I strongly suggest scrolling page by page through those records. That is the only way I found Perry’s letter. The truth is that the digitization of the Bureau records makes scrolling through a few hundred images pretty easy. Aside from possibly finding a family member, you will learn about the community where your ancestor lived during the transition from slavery to freedom. You will read the stories of former slaves striving:

–to find family members sold during slavery
–to reclaim children being held illegally by former owners
–to be paid for their labor, after employers throw them off the land
–to get legal redress for other crimes against them
–to build schools
–to get their bounty money and pensions
–to find work

…and more. I found myself engrossed in so many of these stories, whether or not they were my ancestors. Tell me in the comments if any of you have had any luck in these records yet. If not, keep looking. Use my find as inspiration;)


“Passed and Present” and Other Family History Finds

ppimagePeriodically, I like to offer suggestions on family history-related materials that may be of interest to my readers. There are a few books I’d like to recommend:

One is called “Passed and Present: Keeping Memories of Loved Ones Alive,” by Allison Gilbert. I had not come across anything like this before and the topic intrigued me, especially since so much of the spirit of genealogy is in reclaiming and holding on to the memories of our forebears. As we grow older, the reality of our own mortality looms ever closer. This is a beautifully written missive filled with wonderful ideas of keeping those loved ones near to us even as they have transitioned out of this life. The author shares her own thoughtful and compassionate experience and the more than 75 ideas (which she calls “Forget-Me-Nots”) she shares feel like a special gift.  There were many ideas I liked such as planting a Daffodil for each year of your ancestor’s life and buying a new Christmas ornament in their memory. Those who have lost loved ones will surely find themselves uplifted. For me, there are ancestors who died long before I was born but whom, through my research, I still feel very connected to. This is a rich book, with lovely illustrations. Get your copy at or your local bookstore.

Secondly, my friend Melvin Collier over at Roots Revealed has done it again, or should I say, outdone himself again. I will simply share the comment I sent to him when I received my copy of his newest book, “Ealy Family Heritage”:

OK Melvin I have been searching for your phone number for 2 days…this book is AWESOME. When it came in the mail and I unwrapped it, I was like OMG. It is so beautiful, it is so packed with so much information it’s almost mind-boggling.
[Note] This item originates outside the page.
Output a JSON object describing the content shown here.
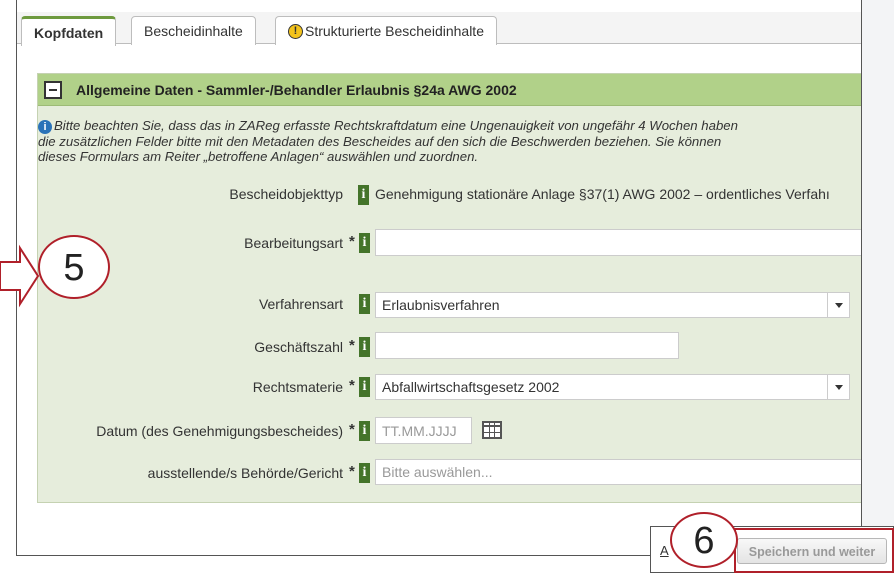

I cannot imagine how long it must have taken to produce this content–you must have spent every weekend writing. I wanted to call and tell you that you need to call the local newspaper because there needs to be a story written about this book & the story it tells. It’s so much all at once–social history, family history, black history, local history, oral history. You inspire me so much. This is going to be a template for the kind of work I’d like to publish one day for my family.

Get your copy at or The book is just a beautiful example of a family’s history done right. Some other family bios have been published and these books always inspire me:

We should all be working towards getting our research published in some form or fashion so that the years of blood, sweat and tears we put into this don’t go to waste. Check these two out:


(Thank you Dr. Hollie, for recommending to me Daisy Turner’s Kin!) I have published posts in the past about ideas for your writing and encouraging us all to write. I think reading the work of others in this space is great inspiration.

Readers, what family-history related books have you come across that have impressed you lately?